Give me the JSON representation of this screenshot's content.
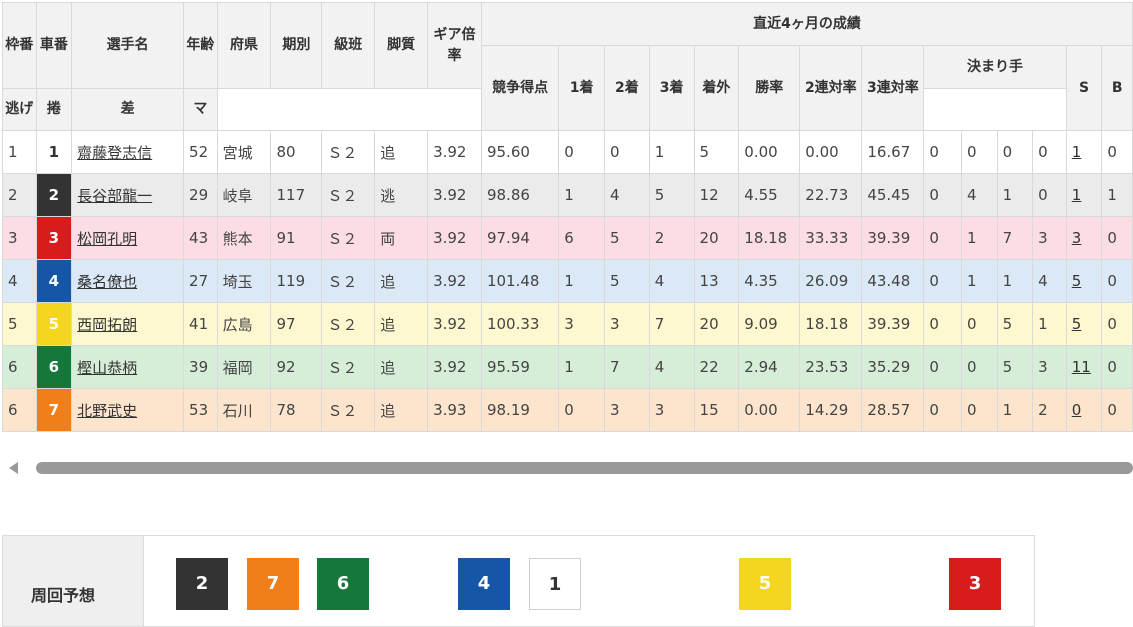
{
  "table": {
    "headers": {
      "waku": "枠番",
      "sha": "車番",
      "name": "選手名",
      "age": "年齢",
      "pref": "府県",
      "term": "期別",
      "class": "級班",
      "leg": "脚質",
      "gear": "ギア倍率",
      "recent": "直近4ヶ月の成績",
      "score": "競争得点",
      "first": "1着",
      "second": "2着",
      "third": "3着",
      "out": "着外",
      "winrate": "勝率",
      "rate2": "2連対率",
      "rate3": "3連対率",
      "kimarite": "決まり手",
      "nige": "逃げ",
      "makuri": "捲",
      "sashi": "差",
      "ma": "マ",
      "s": "S",
      "b": "B"
    },
    "rows": [
      {
        "waku": "1",
        "car": "1",
        "name": "齋藤登志信",
        "age": "52",
        "pref": "宮城",
        "term": "80",
        "class": "Ｓ２",
        "leg": "追",
        "gear": "3.92",
        "score": "95.60",
        "first": "0",
        "second": "0",
        "third": "1",
        "out": "5",
        "winrate": "0.00",
        "rate2": "0.00",
        "rate3": "16.67",
        "nige": "0",
        "makuri": "0",
        "sashi": "0",
        "ma": "0",
        "s": "1",
        "b": "0",
        "car_bg": "#ffffff",
        "car_fg": "#333333",
        "row_bg": "#ffffff"
      },
      {
        "waku": "2",
        "car": "2",
        "name": "長谷部龍一",
        "age": "29",
        "pref": "岐阜",
        "term": "117",
        "class": "Ｓ２",
        "leg": "逃",
        "gear": "3.92",
        "score": "98.86",
        "first": "1",
        "second": "4",
        "third": "5",
        "out": "12",
        "winrate": "4.55",
        "rate2": "22.73",
        "rate3": "45.45",
        "nige": "0",
        "makuri": "4",
        "sashi": "1",
        "ma": "0",
        "s": "1",
        "b": "1",
        "car_bg": "#333333",
        "car_fg": "#ffffff",
        "row_bg": "#ebebeb"
      },
      {
        "waku": "3",
        "car": "3",
        "name": "松岡孔明",
        "age": "43",
        "pref": "熊本",
        "term": "91",
        "class": "Ｓ２",
        "leg": "両",
        "gear": "3.92",
        "score": "97.94",
        "first": "6",
        "second": "5",
        "third": "2",
        "out": "20",
        "winrate": "18.18",
        "rate2": "33.33",
        "rate3": "39.39",
        "nige": "0",
        "makuri": "1",
        "sashi": "7",
        "ma": "3",
        "s": "3",
        "b": "0",
        "car_bg": "#d81b1b",
        "car_fg": "#ffffff",
        "row_bg": "#fbdde3"
      },
      {
        "waku": "4",
        "car": "4",
        "name": "桑名僚也",
        "age": "27",
        "pref": "埼玉",
        "term": "119",
        "class": "Ｓ２",
        "leg": "追",
        "gear": "3.92",
        "score": "101.48",
        "first": "1",
        "second": "5",
        "third": "4",
        "out": "13",
        "winrate": "4.35",
        "rate2": "26.09",
        "rate3": "43.48",
        "nige": "0",
        "makuri": "1",
        "sashi": "1",
        "ma": "4",
        "s": "5",
        "b": "0",
        "car_bg": "#1556a6",
        "car_fg": "#ffffff",
        "row_bg": "#dbe8f6"
      },
      {
        "waku": "5",
        "car": "5",
        "name": "西岡拓朗",
        "age": "41",
        "pref": "広島",
        "term": "97",
        "class": "Ｓ２",
        "leg": "追",
        "gear": "3.92",
        "score": "100.33",
        "first": "3",
        "second": "3",
        "third": "7",
        "out": "20",
        "winrate": "9.09",
        "rate2": "18.18",
        "rate3": "39.39",
        "nige": "0",
        "makuri": "0",
        "sashi": "5",
        "ma": "1",
        "s": "5",
        "b": "0",
        "car_bg": "#f5d61f",
        "car_fg": "#ffffff",
        "row_bg": "#fdf8cf"
      },
      {
        "waku": "6",
        "car": "6",
        "name": "樫山恭柄",
        "age": "39",
        "pref": "福岡",
        "term": "92",
        "class": "Ｓ２",
        "leg": "追",
        "gear": "3.92",
        "score": "95.59",
        "first": "1",
        "second": "7",
        "third": "4",
        "out": "22",
        "winrate": "2.94",
        "rate2": "23.53",
        "rate3": "35.29",
        "nige": "0",
        "makuri": "0",
        "sashi": "5",
        "ma": "3",
        "s": "11",
        "b": "0",
        "car_bg": "#15783a",
        "car_fg": "#ffffff",
        "row_bg": "#d6eed7"
      },
      {
        "waku": "6",
        "car": "7",
        "name": "北野武史",
        "age": "53",
        "pref": "石川",
        "term": "78",
        "class": "Ｓ２",
        "leg": "追",
        "gear": "3.93",
        "score": "98.19",
        "first": "0",
        "second": "3",
        "third": "3",
        "out": "15",
        "winrate": "0.00",
        "rate2": "14.29",
        "rate3": "28.57",
        "nige": "0",
        "makuri": "0",
        "sashi": "1",
        "ma": "2",
        "s": "0",
        "b": "0",
        "car_bg": "#f07f1a",
        "car_fg": "#ffffff",
        "row_bg": "#fde4cc"
      }
    ]
  },
  "forecast": {
    "label": "周回予想",
    "boxes": [
      {
        "num": "2",
        "bg": "#333333",
        "fg": "#ffffff"
      },
      {
        "num": "7",
        "bg": "#f07f1a",
        "fg": "#ffffff"
      },
      {
        "num": "6",
        "bg": "#15783a",
        "fg": "#ffffff"
      },
      {
        "num": "4",
        "bg": "#1556a6",
        "fg": "#ffffff"
      },
      {
        "num": "1",
        "bg": "#ffffff",
        "fg": "#333333"
      },
      {
        "num": "5",
        "bg": "#f5d61f",
        "fg": "#ffffff"
      },
      {
        "num": "3",
        "bg": "#d81b1b",
        "fg": "#ffffff"
      }
    ]
  }
}
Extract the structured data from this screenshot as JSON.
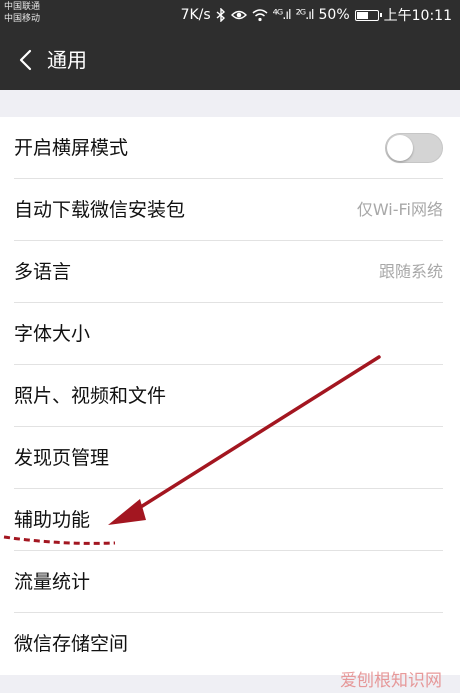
{
  "status_bar": {
    "carrier_1": "中国联通",
    "carrier_2": "中国移动",
    "speed": "7K/s",
    "signal_1": "⁴ᴳ.ıl",
    "signal_2": "²ᴳ.ıl",
    "battery_percent": "50%",
    "battery_level": 0.5,
    "time": "上午10:11"
  },
  "nav": {
    "title": "通用"
  },
  "settings": [
    {
      "label": "开启横屏模式",
      "toggle_on": false
    },
    {
      "label": "自动下载微信安装包",
      "value": "仅Wi-Fi网络"
    },
    {
      "label": "多语言",
      "value": "跟随系统"
    },
    {
      "label": "字体大小"
    },
    {
      "label": "照片、视频和文件"
    },
    {
      "label": "发现页管理"
    },
    {
      "label": "辅助功能"
    },
    {
      "label": "流量统计"
    },
    {
      "label": "微信存储空间"
    }
  ],
  "annotation_color": "#a31620",
  "watermark": "爱刨根知识网"
}
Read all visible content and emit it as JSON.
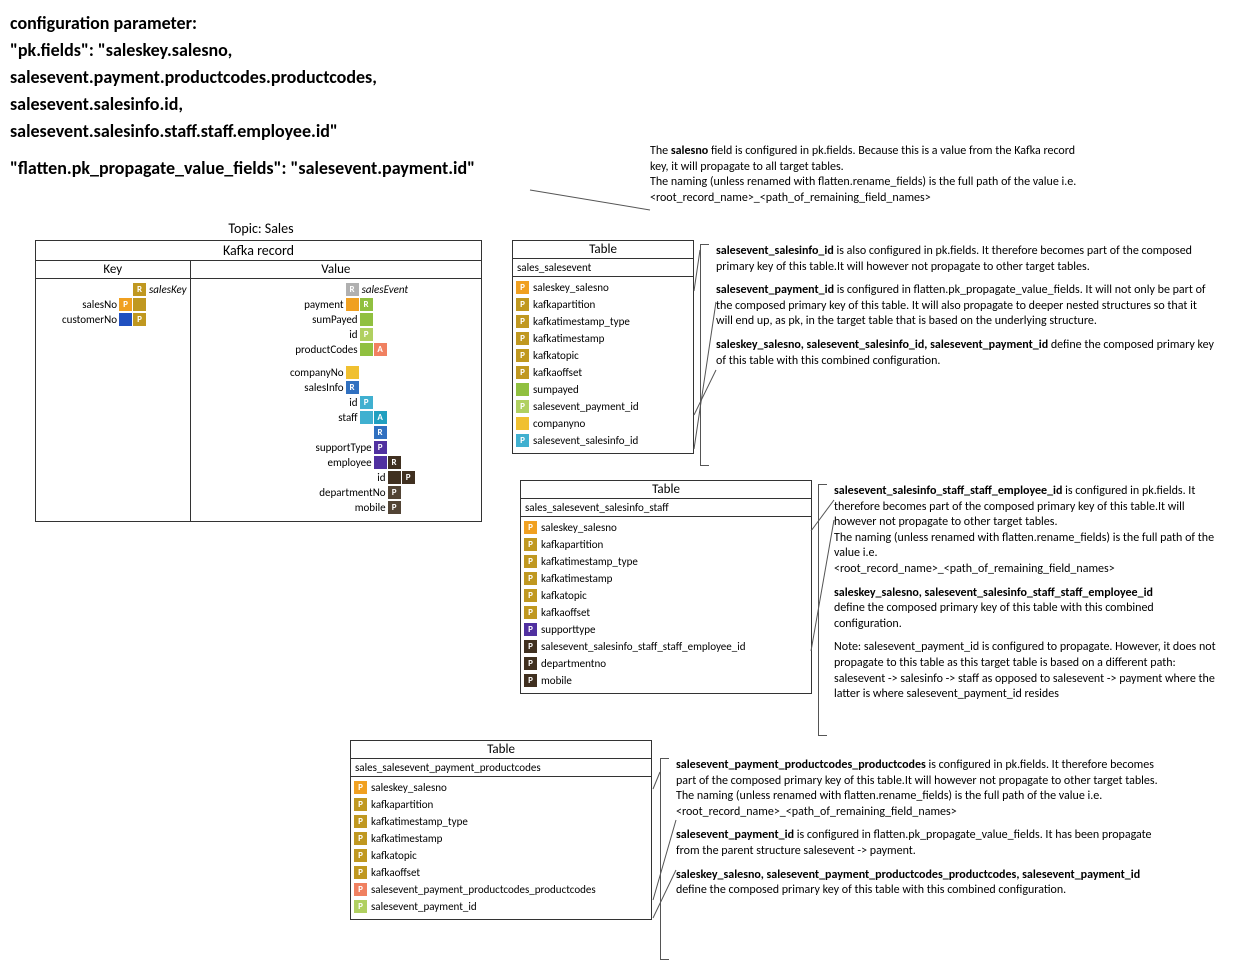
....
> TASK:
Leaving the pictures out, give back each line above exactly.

> RESPONSE TO THIS TASK:
Give me the JSON representation of this screenshot's content.
{
  "table": {
    "headers": {
      "waku": "枠番",
      "sha": "車番",
      "name": "選手名",
      "age": "年齢",
      "pref": "府県",
      "term": "期別",
      "class": "級班",
      "leg": "脚質",
      "gear": "ギア倍率",
      "recent": "直近4ヶ月の成績",
      "score": "競争得点",
      "first": "1着",
      "second": "2着",
      "third": "3着",
      "out": "着外",
      "winrate": "勝率",
      "rate2": "2連対率",
      "rate3": "3連対率",
      "kimarite": "決まり手",
      "nige": "逃げ",
      "makuri": "捲",
      "sashi": "差",
      "ma": "マ",
      "s": "S",
      "b": "B"
    },
    "rows": [
      {
        "waku": "1",
        "car": "1",
        "name": "齋藤登志信",
        "age": "52",
        "pref": "宮城",
        "term": "80",
        "class": "Ｓ２",
        "leg": "追",
        "gear": "3.92",
        "score": "95.60",
        "first": "0",
        "second": "0",
        "third": "1",
        "out": "5",
        "winrate": "0.00",
        "rate2": "0.00",
        "rate3": "16.67",
        "nige": "0",
        "makuri": "0",
        "sashi": "0",
        "ma": "0",
        "s": "1",
        "b": "0",
        "car_bg": "#ffffff",
        "car_fg": "#333333",
        "row_bg": "#ffffff"
      },
      {
        "waku": "2",
        "car": "2",
        "name": "長谷部龍一",
        "age": "29",
        "pref": "岐阜",
        "term": "117",
        "class": "Ｓ２",
        "leg": "逃",
        "gear": "3.92",
        "score": "98.86",
        "first": "1",
        "second": "4",
        "third": "5",
        "out": "12",
        "winrate": "4.55",
        "rate2": "22.73",
        "rate3": "45.45",
        "nige": "0",
        "makuri": "4",
        "sashi": "1",
        "ma": "0",
        "s": "1",
        "b": "1",
        "car_bg": "#333333",
        "car_fg": "#ffffff",
        "row_bg": "#ebebeb"
      },
      {
        "waku": "3",
        "car": "3",
        "name": "松岡孔明",
        "age": "43",
        "pref": "熊本",
        "term": "91",
        "class": "Ｓ２",
        "leg": "両",
        "gear": "3.92",
        "score": "97.94",
        "first": "6",
        "second": "5",
        "third": "2",
        "out": "20",
        "winrate": "18.18",
        "rate2": "33.33",
        "rate3": "39.39",
        "nige": "0",
        "makuri": "1",
        "sashi": "7",
        "ma": "3",
        "s": "3",
        "b": "0",
        "car_bg": "#d81b1b",
        "car_fg": "#ffffff",
        "row_bg": "#fbdde3"
      },
      {
        "waku": "4",
        "car": "4",
        "name": "桑名僚也",
        "age": "27",
        "pref": "埼玉",
        "term": "119",
        "class": "Ｓ２",
        "leg": "追",
        "gear": "3.92",
        "score": "101.48",
        "first": "1",
        "second": "5",
        "third": "4",
        "out": "13",
        "winrate": "4.35",
        "rate2": "26.09",
        "rate3": "43.48",
        "nige": "0",
        "makuri": "1",
        "sashi": "1",
        "ma": "4",
        "s": "5",
        "b": "0",
        "car_bg": "#1556a6",
        "car_fg": "#ffffff",
        "row_bg": "#dbe8f6"
      },
      {
        "waku": "5",
        "car": "5",
        "name": "西岡拓朗",
        "age": "41",
        "pref": "広島",
        "term": "97",
        "class": "Ｓ２",
        "leg": "追",
        "gear": "3.92",
        "score": "100.33",
        "first": "3",
        "second": "3",
        "third": "7",
        "out": "20",
        "winrate": "9.09",
        "rate2": "18.18",
        "rate3": "39.39",
        "nige": "0",
        "makuri": "0",
        "sashi": "5",
        "ma": "1",
        "s": "5",
        "b": "0",
        "car_bg": "#f5d61f",
        "car_fg": "#ffffff",
        "row_bg": "#fdf8cf"
      },
      {
        "waku": "6",
        "car": "6",
        "name": "樫山恭柄",
        "age": "39",
        "pref": "福岡",
        "term": "92",
        "class": "Ｓ２",
        "leg": "追",
        "gear": "3.92",
        "score": "95.59",
        "first": "1",
        "second": "7",
        "third": "4",
        "out": "22",
        "winrate": "2.94",
        "rate2": "23.53",
        "rate3": "35.29",
        "nige": "0",
        "makuri": "0",
        "sashi": "5",
        "ma": "3",
        "s": "11",
        "b": "0",
        "car_bg": "#15783a",
        "car_fg": "#ffffff",
        "row_bg": "#d6eed7"
      },
      {
        "waku": "6",
        "car": "7",
        "name": "北野武史",
        "age": "53",
        "pref": "石川",
        "term": "78",
        "class": "Ｓ２",
        "leg": "追",
        "gear": "3.93",
        "score": "98.19",
        "first": "0",
        "second": "3",
        "third": "3",
        "out": "15",
        "winrate": "0.00",
        "rate2": "14.29",
        "rate3": "28.57",
        "nige": "0",
        "makuri": "0",
        "sashi": "1",
        "ma": "2",
        "s": "0",
        "b": "0",
        "car_bg": "#f07f1a",
        "car_fg": "#ffffff",
        "row_bg": "#fde4cc"
      }
    ]
  },
  "forecast": {
    "label": "周回予想",
    "boxes": [
      {
        "num": "2",
        "bg": "#333333",
        "fg": "#ffffff"
      },
      {
        "num": "7",
        "bg": "#f07f1a",
        "fg": "#ffffff"
      },
      {
        "num": "6",
        "bg": "#15783a",
        "fg": "#ffffff"
      },
      {
        "num": "4",
        "bg": "#1556a6",
        "fg": "#ffffff"
      },
      {
        "num": "1",
        "bg": "#ffffff",
        "fg": "#333333"
      },
      {
        "num": "5",
        "bg": "#f5d61f",
        "fg": "#ffffff"
      },
      {
        "num": "3",
        "bg": "#d81b1b",
        "fg": "#ffffff"
      }
    ]
  }
}
Extract the structured data from this screenshot as JSON.
{
  "status_bar": {
    "carrier_1": "中国联通",
    "carrier_2": "中国移动",
    "speed": "7K/s",
    "signal_1": "⁴ᴳ.ıl",
    "signal_2": "²ᴳ.ıl",
    "battery_percent": "50%",
    "battery_level": 0.5,
    "time": "上午10:11"
  },
  "nav": {
    "title": "通用"
  },
  "settings": [
    {
      "label": "开启横屏模式",
      "toggle_on": false
    },
    {
      "label": "自动下载微信安装包",
      "value": "仅Wi-Fi网络"
    },
    {
      "label": "多语言",
      "value": "跟随系统"
    },
    {
      "label": "字体大小"
    },
    {
      "label": "照片、视频和文件"
    },
    {
      "label": "发现页管理"
    },
    {
      "label": "辅助功能"
    },
    {
      "label": "流量统计"
    },
    {
      "label": "微信存储空间"
    }
  ],
  "annotation_color": "#a31620",
  "watermark": "爱刨根知识网"
}
Read all visible content and emit it as JSON.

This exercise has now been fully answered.